On the fence. That's where Baltimore area bookstore owners are when it comes to guessing public demand for "Monica's Story," the account by Monica Lewinsky of her dalliance with the president. The book will be in bookstores nationwide March 4.
They cite the "all-right already" factor. The public is tired.
The sick factor. As the president himself noted, "She's a troubled girl."
The price factor. Why buy a $24.95 hardcover when special prosecutor Ken Starr tells the story in a $5 paperback?
Monica's "been pretty exposed in public throughout the process and I don't know how much more she can tell that people are interested in reading," says Brian Weese, president of Bibelot of Baltimore, which ordered a modest 75 copies for each of its three stores.
Book sales could be where Starr wins in this morality play. His report, with 1.5 million-plus copies in print, was possibly the most sought-after secret government document since the Pentagon Papers. Have Americans changed so dramatically in 25 years that they will exhibit the same demand for information about sex they once did for war?
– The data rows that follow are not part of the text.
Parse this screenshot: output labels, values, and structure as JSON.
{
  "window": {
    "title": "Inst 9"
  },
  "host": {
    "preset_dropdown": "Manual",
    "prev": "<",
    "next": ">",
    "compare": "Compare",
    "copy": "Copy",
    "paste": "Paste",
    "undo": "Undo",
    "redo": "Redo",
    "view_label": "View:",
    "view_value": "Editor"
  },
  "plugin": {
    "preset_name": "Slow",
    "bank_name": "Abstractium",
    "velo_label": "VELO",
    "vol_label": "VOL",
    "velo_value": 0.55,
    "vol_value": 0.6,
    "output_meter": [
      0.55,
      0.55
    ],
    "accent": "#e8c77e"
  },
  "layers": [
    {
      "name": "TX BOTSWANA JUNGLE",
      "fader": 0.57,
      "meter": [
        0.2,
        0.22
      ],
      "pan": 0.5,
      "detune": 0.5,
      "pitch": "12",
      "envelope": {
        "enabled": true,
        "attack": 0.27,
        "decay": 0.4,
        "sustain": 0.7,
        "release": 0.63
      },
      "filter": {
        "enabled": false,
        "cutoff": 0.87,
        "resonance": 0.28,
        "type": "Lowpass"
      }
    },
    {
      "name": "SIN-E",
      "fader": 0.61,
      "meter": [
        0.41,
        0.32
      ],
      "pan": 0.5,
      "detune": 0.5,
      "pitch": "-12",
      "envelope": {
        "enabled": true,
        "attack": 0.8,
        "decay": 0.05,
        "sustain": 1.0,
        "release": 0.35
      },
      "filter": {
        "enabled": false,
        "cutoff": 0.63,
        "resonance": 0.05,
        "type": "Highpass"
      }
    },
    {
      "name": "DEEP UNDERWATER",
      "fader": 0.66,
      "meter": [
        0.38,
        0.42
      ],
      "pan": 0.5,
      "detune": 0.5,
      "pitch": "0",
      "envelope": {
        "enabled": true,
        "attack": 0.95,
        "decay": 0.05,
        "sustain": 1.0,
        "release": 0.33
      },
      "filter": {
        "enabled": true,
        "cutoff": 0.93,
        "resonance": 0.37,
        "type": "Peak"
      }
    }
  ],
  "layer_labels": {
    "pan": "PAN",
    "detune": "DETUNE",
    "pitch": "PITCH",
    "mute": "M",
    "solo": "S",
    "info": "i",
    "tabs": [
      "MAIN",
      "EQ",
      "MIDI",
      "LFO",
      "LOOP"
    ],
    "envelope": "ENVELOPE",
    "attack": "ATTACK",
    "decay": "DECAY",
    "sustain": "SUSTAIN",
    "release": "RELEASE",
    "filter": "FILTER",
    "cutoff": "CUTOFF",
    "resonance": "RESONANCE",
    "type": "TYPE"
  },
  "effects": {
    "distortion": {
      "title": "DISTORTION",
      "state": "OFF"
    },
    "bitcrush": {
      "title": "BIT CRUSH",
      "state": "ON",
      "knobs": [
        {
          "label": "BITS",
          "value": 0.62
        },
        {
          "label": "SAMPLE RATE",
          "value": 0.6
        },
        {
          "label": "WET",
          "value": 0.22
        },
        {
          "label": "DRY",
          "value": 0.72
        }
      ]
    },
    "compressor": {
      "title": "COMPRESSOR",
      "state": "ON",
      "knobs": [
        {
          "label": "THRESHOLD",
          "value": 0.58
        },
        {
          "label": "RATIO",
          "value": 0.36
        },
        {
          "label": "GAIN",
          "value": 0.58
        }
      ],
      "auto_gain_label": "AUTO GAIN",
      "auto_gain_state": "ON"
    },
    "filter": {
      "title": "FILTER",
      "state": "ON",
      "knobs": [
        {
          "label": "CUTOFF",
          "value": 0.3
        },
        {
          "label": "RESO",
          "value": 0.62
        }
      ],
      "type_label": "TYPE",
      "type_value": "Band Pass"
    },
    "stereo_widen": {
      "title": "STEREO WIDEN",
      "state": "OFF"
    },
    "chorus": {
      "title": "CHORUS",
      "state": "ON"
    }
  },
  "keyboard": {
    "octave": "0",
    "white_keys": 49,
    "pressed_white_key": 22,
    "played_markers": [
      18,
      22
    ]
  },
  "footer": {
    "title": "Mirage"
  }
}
St. Martin's Press acquired North American rights to "Monica's Story" for around $600,000 from Michael O'Mara Books of London. With an initial hardcover printing of 400,000 -- the largest ever for any book by St. Martin -- publicity is expected to be grand. For starters, there's Lewinsky's 90-minute television interview with ABC's Barbara Walters on the eve of publication. A national book tour by either or both of the co-authors is being discussed this week, says a St. Martin's publicist.
The idea of anyone lining up for Monica's signature makes some book dealers shudder.
"You go to book signings of people you respect, authors you love," sniffs Parissa Snider, head of community affairs for Barnes & Noble at the Power Plant at the Inner Harbor. On the other hand, "everybody has an audience."
What about the princess factor? Isn't it worth something that Monica's co-author is Andrew Morton, whose authorized biography of "Princess Diana: Her True Story" was the best-selling book in England last year? Current figures are unavailable, but the original version sold more than 5 million copies.
"It was a different atmosphere," says Steven Baum, president of Greetings & Readings Bookstore in Towson. Even so, he predicts Monica's book will sell.
On Monday Baum ordered 100 copies of Monica's first printing, and another 100 for the second wave, if there is one.
"It's not a phenomenally positive thing that everybody wants to get," Baum says. "It's not like the best thing that ever happened to the country," he says.
Weese calls the St. Martin's run a "gross overprinting."
Besides being tired of the topic, the public may perceive Lewinsky to be "gold-digging" and react negatively, Weese says. "Do people really want to support this?"
St. Martin's is known for its quick hits -- books that win big sales swiftly and fade. Book dealers say after the excitement of the first week, sales will depend on what the media say about the book and how much detail is excerpted.
But Regina Traynham, 60, a Baltimore personal-care aide, says buying the book would be the equivalent of giving money to an unworthy cause -- whether it is O.J. Simpson's cause or Mike Tyson's, or Monica's. Why do that for already wealthy people? she asked. "I'm the one who doesn't have any money."
Others lunching at the Inner Harbor yesterday seemed similarly unwilling to spend money to hear Monica's story -- after being inundated by it in news accounts.
"It offends me to think my grandchildren have to know about this," said Fay Gruber, 59, a Baltimore saleswoman. "This was something personal and it shouldn't have been brought out."
According to co-author Morton, it will paint a picture of someone far different from the public Monica.
"The Monica I discovered is a bright, lively and witty young woman who bears the scars of her continuing public shaming, but remains undefeated," he wrote in information available on Amazon .com, the online book retailer.
Last week the book ranked 25th among 100 most popular titles purchased or orders placed in advance with Amazon.com.
Nora Rawlinson, editor-in-chief of Publishers Weekly, told Newsday she sees a stronger sale for "Monica's Story" than seemed likely when the book was announced in November. "The videotapes of her testimony made her look more serious than people thought she was, whereas the [earlier] audiotapes of her talking with Linda Tripp had reinforced the whole bimbo aspect," Rawlinson said.
Bottom line: Serious or bimbo, do people care enough about "Monica's Story" to make her a best seller?
Pub Date: 2/24/99